START Study material

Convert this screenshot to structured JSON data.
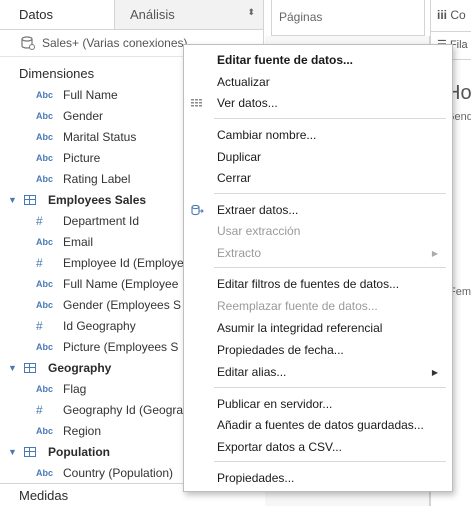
{
  "left_pane": {
    "tabs": {
      "datos": "Datos",
      "analisis": "Análisis"
    },
    "datasource": "Sales+ (Varias conexiones)",
    "dimensiones_label": "Dimensiones",
    "medidas_label": "Medidas",
    "fields_root": [
      {
        "type": "Abc",
        "name": "Full Name"
      },
      {
        "type": "Abc",
        "name": "Gender"
      },
      {
        "type": "Abc",
        "name": "Marital Status"
      },
      {
        "type": "Abc",
        "name": "Picture"
      },
      {
        "type": "Abc",
        "name": "Rating Label"
      }
    ],
    "folder_employees": "Employees Sales",
    "fields_employees": [
      {
        "type": "#",
        "name": "Department Id"
      },
      {
        "type": "Abc",
        "name": "Email"
      },
      {
        "type": "#",
        "name": "Employee Id (Employe"
      },
      {
        "type": "Abc",
        "name": "Full Name (Employee"
      },
      {
        "type": "Abc",
        "name": "Gender (Employees S"
      },
      {
        "type": "#",
        "name": "Id Geography"
      },
      {
        "type": "Abc",
        "name": "Picture (Employees S"
      }
    ],
    "folder_geography": "Geography",
    "fields_geography": [
      {
        "type": "Abc",
        "name": "Flag"
      },
      {
        "type": "#",
        "name": "Geography Id (Geogra"
      },
      {
        "type": "Abc",
        "name": "Region"
      }
    ],
    "folder_population": "Population",
    "fields_population": [
      {
        "type": "Abc",
        "name": "Country (Population)"
      }
    ]
  },
  "paginas_label": "Páginas",
  "right_pane": {
    "columns_label": "Co",
    "rows_label": "Fila",
    "sheet_title": "Hoj",
    "sheet_sub": "Gend",
    "sheet_fem": "Fem"
  },
  "context_menu": {
    "items": [
      {
        "label": "Editar fuente de datos...",
        "bold": true,
        "disabled": false
      },
      {
        "label": "Actualizar",
        "bold": false,
        "disabled": false
      },
      {
        "label": "Ver datos...",
        "bold": false,
        "disabled": false,
        "icon": "table-grid-icon"
      },
      {
        "label": "Cambiar nombre...",
        "bold": false,
        "disabled": false
      },
      {
        "label": "Duplicar",
        "bold": false,
        "disabled": false
      },
      {
        "label": "Cerrar",
        "bold": false,
        "disabled": false
      },
      {
        "label": "Extraer datos...",
        "bold": false,
        "disabled": false,
        "icon": "extract-icon"
      },
      {
        "label": "Usar extracción",
        "bold": false,
        "disabled": true
      },
      {
        "label": "Extracto",
        "bold": false,
        "disabled": true,
        "submenu": true
      },
      {
        "label": "Editar filtros de fuentes de datos...",
        "bold": false,
        "disabled": false
      },
      {
        "label": "Reemplazar fuente de datos...",
        "bold": false,
        "disabled": true
      },
      {
        "label": "Asumir la integridad referencial",
        "bold": false,
        "disabled": false
      },
      {
        "label": "Propiedades de fecha...",
        "bold": false,
        "disabled": false
      },
      {
        "label": "Editar alias...",
        "bold": false,
        "disabled": false,
        "submenu": true
      },
      {
        "label": "Publicar en servidor...",
        "bold": false,
        "disabled": false
      },
      {
        "label": "Añadir a fuentes de datos guardadas...",
        "bold": false,
        "disabled": false
      },
      {
        "label": "Exportar datos a CSV...",
        "bold": false,
        "disabled": false
      },
      {
        "label": "Propiedades...",
        "bold": false,
        "disabled": false
      }
    ],
    "submenu_glyph": "▶"
  },
  "colors": {
    "accent_blue": "#4a7ab6",
    "disabled_text": "#9a9a9a",
    "border": "#d4d4d4"
  }
}
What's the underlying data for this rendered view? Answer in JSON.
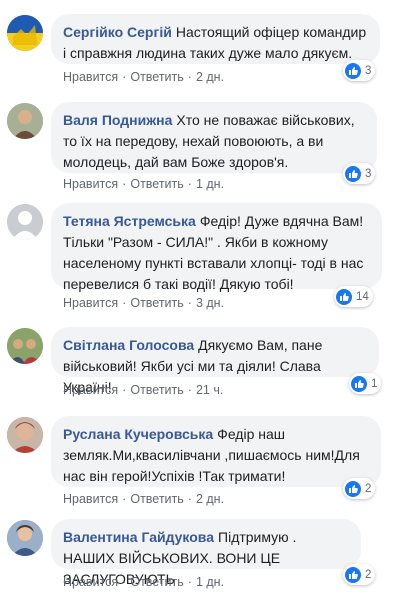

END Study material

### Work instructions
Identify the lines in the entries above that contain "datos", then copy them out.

### Exercise output
      "datos": "Datos",
        "label": "Editar fuente de datos...",
        "label": "Ver datos...",
        "label": "Extraer datos...",
        "label": "Editar filtros de fuentes de datos...",
        "label": "Reemplazar fuente de datos...",
        "label": "Añadir a fuentes de datos guardadas...",
        "label": "Exportar datos a CSV...",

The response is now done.